Before leaving Data Manager I want to cover one last topic--incremental batch files.
Not only does Data Manager provide the means for uploading a batch of multiple locations at once, as I demonstrated in the first article in this series, it also allows you to use essentially the same mechanism to add new records, and to change and delete existing records. (If you need to, refer to the first article in this series for a review of how to create a batch file that contains location data for uploading.)
The only difference between a regular batch file and an "incremental" batch file is that uploading an incremental file does not, in and of itself, remove any locations in the currently selected table. An incremental batch file is very close in format to a normal batch file. The main difference is that an additional field appears on each row of an incremental batch file. For example, consider the following incremental file:
c,"0000000020","Statue of Dudes on Horses","100 Maryland Ave SW","Washington","District of Columbia","DC","20224","US","","","","","","","2"
a,"0000000030","Space Shuttle US Enterprise","14390 Air and Space Museum Parkway","Chantilly","Fairfax","VA","20151","US","","","","","","http://www.nasm.si.edu/udvarhazy/","1"
a,"0000000040","The White House","1600 Pennsylvania Ave","Washington","District of Columbia","DC","20500","US","","","","","","http://www.whitehouse.gov","2"
You'll notice that this file looks very similar to the batch file I used in my first article, except for the additional field at the beginning of each row. Note there are two rows that start with a, and one that starts with c. This additional field at the start of each row is how you tell Data Manager that you want to either (a)dd a new record, or (c)hange an existing record. In addition to adding two new records in this batch file, I have changed the description of the statue to the more playful "Statue of Dudes on Horses"--everything else remains the same.
CAUTION: An incremental batch file is loaded into Data Manager the same way a regular batch file is loaded, with one important distinction: be sure that the file extension on your incremental file is .acd instead of .txt, because this gives Data Manager a heads-up about the type of file you are about to upload. Other than that, use the Upload File option to upload your incremental file, just as you did when loading a regular batch file in the first article.
After pushing this incremental file to my table using the Upload File option, and waiting patiently for an e-mail that indicates my upload has been processed, the following results are displayed:
Figure 18. Updated locations
Not only are there two new locations, but the description of the second record has been changed based on the new description I added to the incremental file. Quite nifty, isn't it?
In addition to using an incremental batch file to add new records and change existing records, you can also use the file to delete existing records. To accomplish this you simply create a batch file that contains records with only two fields: d followed by the record ID of the record you want to delete. For instance, if I want to remove the first and third records displayed above, the contents of my incremental batch file will be as follows:
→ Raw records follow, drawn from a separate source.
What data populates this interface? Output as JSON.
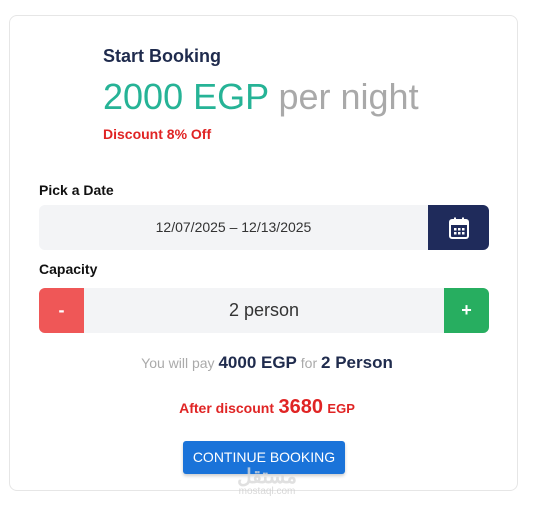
{
  "booking": {
    "heading": "Start Booking",
    "price_amount": "2000 EGP",
    "price_suffix": "per night",
    "discount_text": "Discount 8% Off",
    "date_label": "Pick a Date",
    "date_range": "12/07/2025 – 12/13/2025",
    "capacity_label": "Capacity",
    "minus_label": "-",
    "plus_label": "+",
    "capacity_value": "2 person",
    "pay": {
      "prefix": "You will pay",
      "amount": "4000 EGP",
      "mid": "for",
      "persons": "2 Person"
    },
    "after": {
      "label": "After discount",
      "amount": "3680",
      "currency": "EGP"
    },
    "continue_label": "CONTINUE BOOKING"
  },
  "watermark": {
    "logo_text": "مستقل",
    "site": "mostaql.com"
  },
  "colors": {
    "accent_green": "#26b396",
    "discount_red": "#e02424",
    "navy": "#1f2b5b",
    "button_blue": "#1a73d9",
    "minus_red": "#ef5757",
    "plus_green": "#27ae60"
  },
  "icons": {
    "calendar": "calendar-icon"
  }
}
Notice that there is no need to include any other information besides d and the record ID.
I am not going to actually upload this incremental batch file, because I only have four locations in my table as it is, but you should feel free to experiment by uploading an incremental file that deletes records in your table.
One final note: all of the changes we have made, both interactively and using the incremental batch file, are changes to the staging table only. Be certain to push any changes to production that you want to use in your application; I have done the same.
Ready to Trek!
Hopefully you now have a much greater appreciation for Data Manager, and the host of options it provides for getting your custom location data loaded on the MapQuest servers. In the next article we will (finally) dive right in and start work on the PhotoTrek application that will use this location data.
See you then!